● Task to carry out: Repeat every record exactly, but keep images out of the copy.

● Listed entries:
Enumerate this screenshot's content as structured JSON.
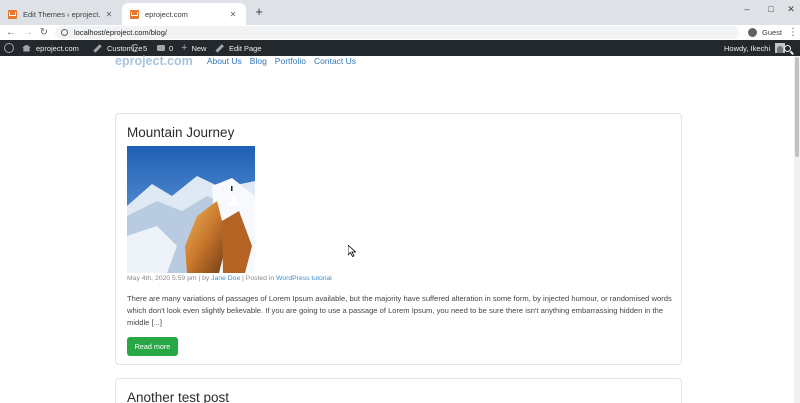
{
  "browser": {
    "tabs": [
      {
        "title": "Edit Themes ‹ eproject.com — W",
        "close": "✕"
      },
      {
        "title": "eproject.com",
        "close": "✕"
      }
    ],
    "new_tab": "+",
    "url": "localhost/eproject.com/blog/",
    "profile": "Guest",
    "window_controls": {
      "minimize": "–",
      "maximize": "□",
      "close": "✕"
    },
    "nav": {
      "back": "←",
      "forward": "→",
      "reload": "↻"
    },
    "menu": "⋮"
  },
  "admin_bar": {
    "site": "eproject.com",
    "customize": "Customize",
    "updates_count": "5",
    "comments_count": "0",
    "new": "New",
    "edit_page": "Edit Page",
    "greeting": "Howdy, Ikechi"
  },
  "site_nav": {
    "brand": "eproject.com",
    "links": [
      "About Us",
      "Blog",
      "Portfolio",
      "Contact Us"
    ]
  },
  "posts": [
    {
      "title": "Mountain Journey",
      "date": "May 4th, 2020 5:59 pm",
      "by": " | by ",
      "author": "Jane Doe",
      "posted_in": " | Posted in ",
      "category": "WordPress tutorial",
      "excerpt": "There are many variations of passages of Lorem Ipsum available, but the majority have suffered alteration in some form, by injected humour, or randomised words which don't look even slightly believable. If you are going to use a passage of Lorem Ipsum, you need to be sure there isn't anything embarrassing hidden in the middle [...]",
      "read_more": "Read more"
    },
    {
      "title": "Another test post"
    }
  ],
  "colors": {
    "admin_bar_bg": "#23282d",
    "link": "#3f8ed6",
    "button_green": "#28a745",
    "brand_faded": "#a8c4dc"
  }
}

● Solution for this problem:
Enumerate this screenshot's content as structured JSON.
{
  "browser": {
    "tabs": [
      {
        "title": "Edit Themes ‹ eproject.com — W",
        "close": "✕"
      },
      {
        "title": "eproject.com",
        "close": "✕"
      }
    ],
    "new_tab": "+",
    "url": "localhost/eproject.com/blog/",
    "profile": "Guest",
    "window_controls": {
      "minimize": "–",
      "maximize": "□",
      "close": "✕"
    },
    "nav": {
      "back": "←",
      "forward": "→",
      "reload": "↻"
    },
    "menu": "⋮"
  },
  "admin_bar": {
    "site": "eproject.com",
    "customize": "Customize",
    "updates_count": "5",
    "comments_count": "0",
    "new": "New",
    "edit_page": "Edit Page",
    "greeting": "Howdy, Ikechi"
  },
  "site_nav": {
    "brand": "eproject.com",
    "links": [
      "About Us",
      "Blog",
      "Portfolio",
      "Contact Us"
    ]
  },
  "posts": [
    {
      "title": "Mountain Journey",
      "date": "May 4th, 2020 5:59 pm",
      "by": " | by ",
      "author": "Jane Doe",
      "posted_in": " | Posted in ",
      "category": "WordPress tutorial",
      "excerpt": "There are many variations of passages of Lorem Ipsum available, but the majority have suffered alteration in some form, by injected humour, or randomised words which don't look even slightly believable. If you are going to use a passage of Lorem Ipsum, you need to be sure there isn't anything embarrassing hidden in the middle [...]",
      "read_more": "Read more"
    },
    {
      "title": "Another test post"
    }
  ],
  "colors": {
    "admin_bar_bg": "#23282d",
    "link": "#3f8ed6",
    "button_green": "#28a745",
    "brand_faded": "#a8c4dc"
  }
}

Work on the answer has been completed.